Forget the Stereotypes
It’s important to lose the notion that if you want to be in the c-suite, you need an MBA, or that if you’re a type-A personality who pushes projects through, you need a project management degree. It’s not accurate; don’t get pigeonholed by these outmoded ideas. Either degree is excellent for preparing students for high-level managerial and executive roles.
One Size Does Not Fit All
What it comes down to is that different businesses call for different kinds of leadership skills. What’s needed varies industry by industry, and, more importantly, company by company. It’s good to consider what kind of role you want to play in a particular business and go from there.
Strategy Vs. Context
Generally, an MBA is designed to teach you about how to identify core competencies and market dynamics to develop a strategy for your organization.
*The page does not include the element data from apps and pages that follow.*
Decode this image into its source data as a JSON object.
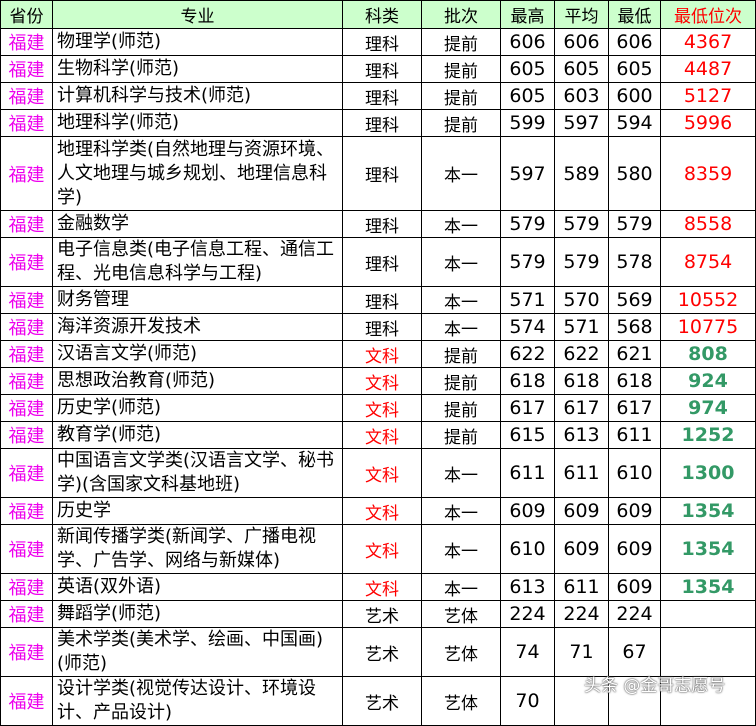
{
  "headers": {
    "province": "省份",
    "major": "专业",
    "subject": "科类",
    "batch": "批次",
    "max": "最高",
    "avg": "平均",
    "min": "最低",
    "min_rank": "最低位次"
  },
  "rows": [
    {
      "province": "福建",
      "major": "物理学(师范)",
      "subject": "理科",
      "batch": "提前",
      "max": "606",
      "avg": "606",
      "min": "606",
      "rank": "4367"
    },
    {
      "province": "福建",
      "major": "生物科学(师范)",
      "subject": "理科",
      "batch": "提前",
      "max": "605",
      "avg": "605",
      "min": "605",
      "rank": "4487"
    },
    {
      "province": "福建",
      "major": "计算机科学与技术(师范)",
      "subject": "理科",
      "batch": "提前",
      "max": "605",
      "avg": "603",
      "min": "600",
      "rank": "5127"
    },
    {
      "province": "福建",
      "major": "地理科学(师范)",
      "subject": "理科",
      "batch": "提前",
      "max": "599",
      "avg": "597",
      "min": "594",
      "rank": "5996"
    },
    {
      "province": "福建",
      "major": "地理科学类(自然地理与资源环境、人文地理与城乡规划、地理信息科学)",
      "subject": "理科",
      "batch": "本一",
      "max": "597",
      "avg": "589",
      "min": "580",
      "rank": "8359"
    },
    {
      "province": "福建",
      "major": "金融数学",
      "subject": "理科",
      "batch": "本一",
      "max": "579",
      "avg": "579",
      "min": "579",
      "rank": "8558"
    },
    {
      "province": "福建",
      "major": "电子信息类(电子信息工程、通信工程、光电信息科学与工程)",
      "subject": "理科",
      "batch": "本一",
      "max": "579",
      "avg": "579",
      "min": "578",
      "rank": "8754"
    },
    {
      "province": "福建",
      "major": "财务管理",
      "subject": "理科",
      "batch": "本一",
      "max": "571",
      "avg": "570",
      "min": "569",
      "rank": "10552"
    },
    {
      "province": "福建",
      "major": "海洋资源开发技术",
      "subject": "理科",
      "batch": "本一",
      "max": "574",
      "avg": "571",
      "min": "568",
      "rank": "10775"
    },
    {
      "province": "福建",
      "major": "汉语言文学(师范)",
      "subject": "文科",
      "batch": "提前",
      "max": "622",
      "avg": "622",
      "min": "621",
      "rank": "808"
    },
    {
      "province": "福建",
      "major": "思想政治教育(师范)",
      "subject": "文科",
      "batch": "提前",
      "max": "618",
      "avg": "618",
      "min": "618",
      "rank": "924"
    },
    {
      "province": "福建",
      "major": "历史学(师范)",
      "subject": "文科",
      "batch": "提前",
      "max": "617",
      "avg": "617",
      "min": "617",
      "rank": "974"
    },
    {
      "province": "福建",
      "major": "教育学(师范)",
      "subject": "文科",
      "batch": "提前",
      "max": "615",
      "avg": "613",
      "min": "611",
      "rank": "1252"
    },
    {
      "province": "福建",
      "major": "中国语言文学类(汉语言文学、秘书学)(含国家文科基地班)",
      "subject": "文科",
      "batch": "本一",
      "max": "611",
      "avg": "611",
      "min": "610",
      "rank": "1300"
    },
    {
      "province": "福建",
      "major": "历史学",
      "subject": "文科",
      "batch": "本一",
      "max": "609",
      "avg": "609",
      "min": "609",
      "rank": "1354"
    },
    {
      "province": "福建",
      "major": "新闻传播学类(新闻学、广播电视学、广告学、网络与新媒体)",
      "subject": "文科",
      "batch": "本一",
      "max": "610",
      "avg": "609",
      "min": "609",
      "rank": "1354"
    },
    {
      "province": "福建",
      "major": "英语(双外语)",
      "subject": "文科",
      "batch": "本一",
      "max": "613",
      "avg": "611",
      "min": "609",
      "rank": "1354"
    },
    {
      "province": "福建",
      "major": "舞蹈学(师范)",
      "subject": "艺术",
      "batch": "艺体",
      "max": "224",
      "avg": "224",
      "min": "224",
      "rank": ""
    },
    {
      "province": "福建",
      "major": "美术学类(美术学、绘画、中国画)(师范)",
      "subject": "艺术",
      "batch": "艺体",
      "max": "74",
      "avg": "71",
      "min": "67",
      "rank": ""
    },
    {
      "province": "福建",
      "major": "设计学类(视觉传达设计、环境设计、产品设计)",
      "subject": "艺术",
      "batch": "艺体",
      "max": "70",
      "avg": "",
      "min": "",
      "rank": ""
    }
  ],
  "colors": {
    "header_bg": "#ccffcc",
    "province": "#ee00ee",
    "science_rank": "#ff0000",
    "liberal_subject": "#ff0000",
    "liberal_rank": "#339966"
  },
  "watermark": "头条 @金哥志愿号"
}
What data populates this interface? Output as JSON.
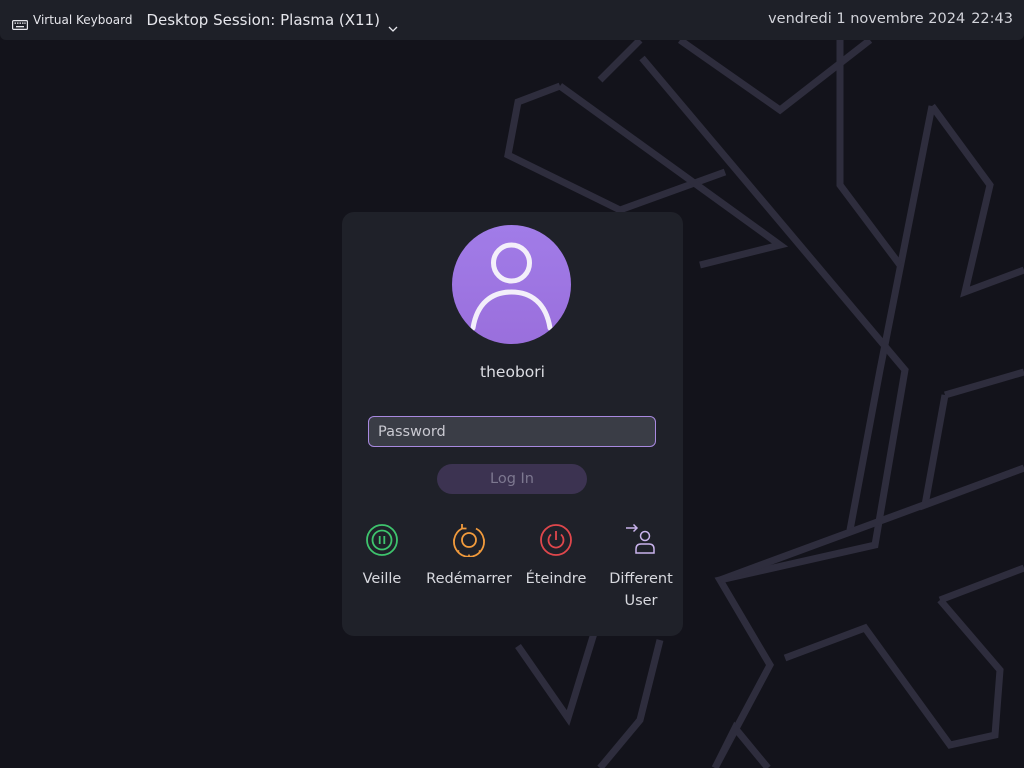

Project management also focuses on strategy, but looks more closely at how one will actualize it given the current organizational structure and assets. Both address strategy, but think of the MBA as being more focused on how we identify our strategy and project management more focused on how we actualize the strategy.
A Macro and Micro View
MBA students drill down to learn the nuts and bolts of how a company makes decisions, how each department, such as business, accounting, marketing, and finance, functions and how each relates to one another. Project managers also study this, but from a slightly different perspective—through the lens of how to best drive work and execute projects across each of these functional areas.
It’s All About the Environment
It’s tough to generalize, but if you know you’re going into an industry with traditional divisions and hierarchies, like banking or finance, an MBA may be more useful. If you’re looking at a career environment in which executing projects are what drive business, then a project management degree might give you an edge. Either, however, can teach you skills for success. The question to ask is, “Which is best suited for my own career path?”